Newspapers are dead. Finished. Washed up. Blah, blah, blah. Okay, that's enough of the conventional wisdom. Now for the story behind the doom-and-gloom narrative: newspaper readership is actually up.
The Poynter Institute's Andrew Beaujon reports that "newspapers across the country gained readers in the last six months, compared to the same period a year ago, according to new figures released by the Audit Bureau of Circulations. Nationally, daily circulation was up about a percent for digital and print at 618 papers reporting; Sunday circulation was up 5% at the 532 papers reporting.
Digital circulation represents the new frontier for newspapers. On average, digital circulation now accounts for 14% of newspapers’ total circulation mix, up from 9% in March 2011. (Digital circulation may be tablet or smartphone apps, PDF replicas, metered or restricted-access websites, or e-reader editions.)
The New York Times reported a 73% gain in circulation fueled in large part by digital gains. In fact, the Times’ daily digital subscribers exceed its daily print subscribers, Beaujon relates. The Orange County Register posted a 53% percent rise in daily circulation, the highest after The New York Times. The New York Daily News reports a 9% increase in circulation, with about 20% digitized. About 25% of the Wall Street Journal's base is digital.
The Minneapolis Star Tribune -- given up for dead four years ago -- is one newspaper that has seen a turnaround as of late, as reported by the Nieman Journalism Center's Justin Ellis. The newspaper has been regaining subscribers, as it aggressively pursues a combined print and digital strategies.
"Since launching digital subscriptions in fall 2011, the Star Tribune now has 18,000 digital subscribers. (The Star Tribune has a meter model that allows 20 free stories a month.) Overall subscription revenue is up 7.5 percent in the first half of this year from a year ago, Michael Klingensmith, publisher, said. 'We’re trying to transform the nature of the subscriber relationship,” he said. “You no longer subscribe to the paper or an app. You subscribe to the Star Tribune brand.'”
Both digital and print subscribers get engagement with the entire brand, versus the piecemeal approach offered by other media outlets. "Klingensmith said he thinks that approach has a limited ceiling for revenue," the report states. "Rather than break up your audience and allow them to have dissociated relationships with your company, create a product that appeals to various parts of your audience while giving them a door to the rest of your work."
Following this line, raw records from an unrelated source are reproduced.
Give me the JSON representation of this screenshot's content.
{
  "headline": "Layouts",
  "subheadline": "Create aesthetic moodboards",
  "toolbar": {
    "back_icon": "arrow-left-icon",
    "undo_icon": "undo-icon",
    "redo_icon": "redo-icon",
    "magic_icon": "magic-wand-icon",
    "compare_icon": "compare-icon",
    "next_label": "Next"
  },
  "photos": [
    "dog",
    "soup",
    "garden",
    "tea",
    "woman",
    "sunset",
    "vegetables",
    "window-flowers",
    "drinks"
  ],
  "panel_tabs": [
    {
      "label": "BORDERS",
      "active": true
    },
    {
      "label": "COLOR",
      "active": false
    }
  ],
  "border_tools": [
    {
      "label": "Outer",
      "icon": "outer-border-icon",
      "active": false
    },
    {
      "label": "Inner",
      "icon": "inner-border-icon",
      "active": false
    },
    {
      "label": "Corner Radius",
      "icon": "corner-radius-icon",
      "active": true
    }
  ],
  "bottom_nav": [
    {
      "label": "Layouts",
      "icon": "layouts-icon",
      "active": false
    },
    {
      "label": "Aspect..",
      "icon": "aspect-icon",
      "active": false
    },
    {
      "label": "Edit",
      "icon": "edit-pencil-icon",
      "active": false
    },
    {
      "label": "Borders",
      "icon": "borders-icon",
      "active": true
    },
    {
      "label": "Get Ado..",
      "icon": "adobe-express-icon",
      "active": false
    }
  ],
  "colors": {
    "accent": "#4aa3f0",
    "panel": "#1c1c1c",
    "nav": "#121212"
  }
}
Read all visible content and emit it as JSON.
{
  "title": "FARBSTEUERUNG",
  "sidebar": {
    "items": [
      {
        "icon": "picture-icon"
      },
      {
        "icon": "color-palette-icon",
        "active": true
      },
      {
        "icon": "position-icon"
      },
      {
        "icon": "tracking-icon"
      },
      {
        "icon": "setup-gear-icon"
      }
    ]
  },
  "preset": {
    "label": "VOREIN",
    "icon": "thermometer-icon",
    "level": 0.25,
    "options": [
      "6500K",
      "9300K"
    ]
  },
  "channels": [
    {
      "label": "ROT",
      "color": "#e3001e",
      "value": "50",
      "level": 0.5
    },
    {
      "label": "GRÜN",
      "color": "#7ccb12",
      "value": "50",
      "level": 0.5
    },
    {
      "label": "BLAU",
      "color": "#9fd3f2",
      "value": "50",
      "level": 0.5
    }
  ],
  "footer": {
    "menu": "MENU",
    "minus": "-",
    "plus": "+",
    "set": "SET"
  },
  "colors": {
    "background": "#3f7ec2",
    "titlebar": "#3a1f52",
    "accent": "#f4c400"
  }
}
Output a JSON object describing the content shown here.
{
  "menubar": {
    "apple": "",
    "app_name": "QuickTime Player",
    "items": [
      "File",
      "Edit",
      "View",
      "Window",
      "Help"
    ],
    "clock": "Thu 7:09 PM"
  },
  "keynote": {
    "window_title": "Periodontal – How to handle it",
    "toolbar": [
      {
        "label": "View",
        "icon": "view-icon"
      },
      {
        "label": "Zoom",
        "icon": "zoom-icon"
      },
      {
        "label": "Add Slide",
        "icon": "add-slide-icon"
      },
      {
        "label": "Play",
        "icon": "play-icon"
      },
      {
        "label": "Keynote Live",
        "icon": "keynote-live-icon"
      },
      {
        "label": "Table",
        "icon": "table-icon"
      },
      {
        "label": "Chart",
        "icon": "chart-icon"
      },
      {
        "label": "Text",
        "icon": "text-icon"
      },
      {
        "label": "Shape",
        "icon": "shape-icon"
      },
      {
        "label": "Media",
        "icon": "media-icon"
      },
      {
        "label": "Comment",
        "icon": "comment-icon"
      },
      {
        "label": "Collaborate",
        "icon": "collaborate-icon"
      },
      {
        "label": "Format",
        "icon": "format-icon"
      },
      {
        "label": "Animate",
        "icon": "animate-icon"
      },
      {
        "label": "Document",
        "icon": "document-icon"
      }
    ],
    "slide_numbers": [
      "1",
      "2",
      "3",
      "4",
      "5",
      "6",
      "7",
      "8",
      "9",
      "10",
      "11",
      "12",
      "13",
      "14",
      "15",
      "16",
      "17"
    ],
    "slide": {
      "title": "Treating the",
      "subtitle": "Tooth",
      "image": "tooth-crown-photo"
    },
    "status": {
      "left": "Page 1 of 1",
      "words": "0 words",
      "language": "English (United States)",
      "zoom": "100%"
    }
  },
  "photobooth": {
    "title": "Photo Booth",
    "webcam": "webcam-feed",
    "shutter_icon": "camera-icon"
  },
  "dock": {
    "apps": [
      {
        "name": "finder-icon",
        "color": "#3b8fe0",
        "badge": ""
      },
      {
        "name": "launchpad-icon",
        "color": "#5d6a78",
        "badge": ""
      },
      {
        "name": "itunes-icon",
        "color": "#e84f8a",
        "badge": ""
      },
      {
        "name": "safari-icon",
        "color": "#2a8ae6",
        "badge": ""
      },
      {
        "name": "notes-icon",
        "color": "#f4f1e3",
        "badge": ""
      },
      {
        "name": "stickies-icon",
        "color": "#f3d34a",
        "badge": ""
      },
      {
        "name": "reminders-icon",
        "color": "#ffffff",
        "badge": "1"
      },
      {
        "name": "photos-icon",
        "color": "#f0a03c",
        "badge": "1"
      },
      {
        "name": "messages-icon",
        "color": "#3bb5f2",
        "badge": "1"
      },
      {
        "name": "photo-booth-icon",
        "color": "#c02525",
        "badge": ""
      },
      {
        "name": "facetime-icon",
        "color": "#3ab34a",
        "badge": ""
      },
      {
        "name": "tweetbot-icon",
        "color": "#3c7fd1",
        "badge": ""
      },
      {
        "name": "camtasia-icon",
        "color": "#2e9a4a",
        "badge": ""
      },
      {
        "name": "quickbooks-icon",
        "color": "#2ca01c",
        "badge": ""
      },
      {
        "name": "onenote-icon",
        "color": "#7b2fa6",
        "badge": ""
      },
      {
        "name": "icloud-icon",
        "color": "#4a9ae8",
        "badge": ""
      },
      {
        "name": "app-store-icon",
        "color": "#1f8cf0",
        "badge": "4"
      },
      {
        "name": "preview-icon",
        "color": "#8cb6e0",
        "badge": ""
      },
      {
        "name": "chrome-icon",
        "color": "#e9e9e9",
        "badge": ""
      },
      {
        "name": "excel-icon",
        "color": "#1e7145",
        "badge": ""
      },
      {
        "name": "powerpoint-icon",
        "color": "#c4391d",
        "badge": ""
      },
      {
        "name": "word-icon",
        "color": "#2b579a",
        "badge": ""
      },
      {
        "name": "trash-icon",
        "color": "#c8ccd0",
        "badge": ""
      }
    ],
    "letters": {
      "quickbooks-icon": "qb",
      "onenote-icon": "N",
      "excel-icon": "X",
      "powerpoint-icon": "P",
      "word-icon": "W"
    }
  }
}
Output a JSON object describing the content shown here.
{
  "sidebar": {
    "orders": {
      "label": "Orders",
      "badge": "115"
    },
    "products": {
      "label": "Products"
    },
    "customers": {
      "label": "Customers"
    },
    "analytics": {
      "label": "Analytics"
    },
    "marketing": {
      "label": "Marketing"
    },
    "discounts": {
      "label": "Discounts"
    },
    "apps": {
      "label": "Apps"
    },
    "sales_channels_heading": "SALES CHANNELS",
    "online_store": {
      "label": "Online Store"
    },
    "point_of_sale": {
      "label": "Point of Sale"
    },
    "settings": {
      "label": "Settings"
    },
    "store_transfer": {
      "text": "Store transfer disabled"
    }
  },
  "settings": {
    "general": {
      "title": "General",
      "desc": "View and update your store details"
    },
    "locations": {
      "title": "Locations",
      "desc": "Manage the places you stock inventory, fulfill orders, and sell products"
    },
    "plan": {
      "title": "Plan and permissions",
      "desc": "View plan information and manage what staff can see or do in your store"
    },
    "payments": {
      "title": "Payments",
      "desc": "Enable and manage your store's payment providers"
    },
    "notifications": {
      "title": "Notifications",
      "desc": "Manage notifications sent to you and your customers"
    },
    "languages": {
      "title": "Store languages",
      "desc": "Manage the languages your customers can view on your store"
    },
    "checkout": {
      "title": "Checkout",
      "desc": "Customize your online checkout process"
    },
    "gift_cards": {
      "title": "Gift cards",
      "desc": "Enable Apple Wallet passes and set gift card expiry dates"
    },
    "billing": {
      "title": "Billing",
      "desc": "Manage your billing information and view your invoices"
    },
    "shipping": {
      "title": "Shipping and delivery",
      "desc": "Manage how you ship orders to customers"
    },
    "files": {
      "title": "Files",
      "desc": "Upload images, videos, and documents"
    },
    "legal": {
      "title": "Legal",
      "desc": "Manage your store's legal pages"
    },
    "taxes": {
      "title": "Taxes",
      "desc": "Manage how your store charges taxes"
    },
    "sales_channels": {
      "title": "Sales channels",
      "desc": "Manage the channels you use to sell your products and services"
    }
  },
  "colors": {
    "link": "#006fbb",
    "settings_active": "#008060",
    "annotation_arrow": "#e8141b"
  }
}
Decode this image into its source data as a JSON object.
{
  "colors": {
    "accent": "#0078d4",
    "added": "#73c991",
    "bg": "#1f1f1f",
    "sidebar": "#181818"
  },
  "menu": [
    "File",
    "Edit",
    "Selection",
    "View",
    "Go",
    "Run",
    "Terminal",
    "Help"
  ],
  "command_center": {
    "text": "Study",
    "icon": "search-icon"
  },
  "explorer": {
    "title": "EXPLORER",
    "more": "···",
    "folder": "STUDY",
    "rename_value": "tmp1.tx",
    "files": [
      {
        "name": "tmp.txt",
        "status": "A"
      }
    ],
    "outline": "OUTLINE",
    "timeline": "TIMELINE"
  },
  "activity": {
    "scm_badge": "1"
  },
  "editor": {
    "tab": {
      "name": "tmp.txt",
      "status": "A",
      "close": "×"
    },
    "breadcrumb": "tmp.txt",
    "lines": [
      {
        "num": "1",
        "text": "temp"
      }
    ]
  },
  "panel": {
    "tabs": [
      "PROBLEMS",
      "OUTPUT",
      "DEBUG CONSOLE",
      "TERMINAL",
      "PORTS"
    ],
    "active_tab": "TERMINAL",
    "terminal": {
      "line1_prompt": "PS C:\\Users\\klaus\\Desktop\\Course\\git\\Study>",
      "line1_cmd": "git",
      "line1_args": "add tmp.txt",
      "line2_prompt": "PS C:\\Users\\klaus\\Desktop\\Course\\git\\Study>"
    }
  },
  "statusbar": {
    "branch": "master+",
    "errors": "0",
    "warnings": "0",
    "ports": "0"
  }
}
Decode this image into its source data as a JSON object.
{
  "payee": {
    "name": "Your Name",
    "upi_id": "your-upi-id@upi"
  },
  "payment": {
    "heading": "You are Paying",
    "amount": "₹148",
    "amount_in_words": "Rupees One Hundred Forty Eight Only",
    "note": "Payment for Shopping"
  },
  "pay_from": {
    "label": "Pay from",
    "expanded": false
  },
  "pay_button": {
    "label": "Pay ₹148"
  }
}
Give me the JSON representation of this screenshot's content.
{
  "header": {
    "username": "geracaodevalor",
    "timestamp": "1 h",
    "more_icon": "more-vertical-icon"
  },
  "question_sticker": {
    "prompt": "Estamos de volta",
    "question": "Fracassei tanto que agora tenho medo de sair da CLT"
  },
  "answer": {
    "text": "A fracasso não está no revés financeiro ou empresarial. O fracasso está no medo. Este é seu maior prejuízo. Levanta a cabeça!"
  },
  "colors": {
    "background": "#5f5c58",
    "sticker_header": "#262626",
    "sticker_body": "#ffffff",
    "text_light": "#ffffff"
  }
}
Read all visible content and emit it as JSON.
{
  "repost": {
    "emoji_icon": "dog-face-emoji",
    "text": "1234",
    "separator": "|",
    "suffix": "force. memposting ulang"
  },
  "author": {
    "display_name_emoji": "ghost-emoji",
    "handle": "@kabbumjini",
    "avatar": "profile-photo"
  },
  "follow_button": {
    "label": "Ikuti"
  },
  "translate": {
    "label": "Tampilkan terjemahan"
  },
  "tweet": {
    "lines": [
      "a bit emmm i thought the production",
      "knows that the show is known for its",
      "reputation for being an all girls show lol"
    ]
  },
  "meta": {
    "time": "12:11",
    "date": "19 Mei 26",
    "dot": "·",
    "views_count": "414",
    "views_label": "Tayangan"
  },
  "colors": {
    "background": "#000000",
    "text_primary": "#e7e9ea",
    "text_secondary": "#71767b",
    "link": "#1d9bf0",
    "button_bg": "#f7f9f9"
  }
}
Newspapers still have a monumental struggle ahead as they navigate the shift to the digital economy. As media entrepreneur Eric Beecher put it in an interview with Knowledge@Australian School of Business, "Generation Y and its successors are unlikely to buy hard-copy newspapers on a large scale: 'They don't have the habit. The habit they do have is using online (formats) and not just online, but tablets and mobiles. They're also used to getting most stuff for nothing. If they're used to that, why would they ever turn around and say, 'oh gee, I'm now going to go and spend A$2 a day and buy this piece of newsprint where the ink comes off in my hand.'" Then there's the advertising side, continues to undergo a significant shift to new media.
In many ways, newspapers are becoming part of the new media scene, in some ways indistinguishable from television news networks. With such converged media, if you go to a newspaper site such as USA Today and Wall Street Journal, and watch videos of breaking news, interviews, or special interest stories. Is USA Today or Wall Street Journal now a broadcast network?
Similarly, if you go to CBS News, or CNN, you can read text stories. Is CBS News or CNN now a newspaper? Does the difference even matter anymore? The distinctions between newspapers and broadcast networks are no longer so clear.
(Photo by the author.)
This post was originally published on Smartplanet.com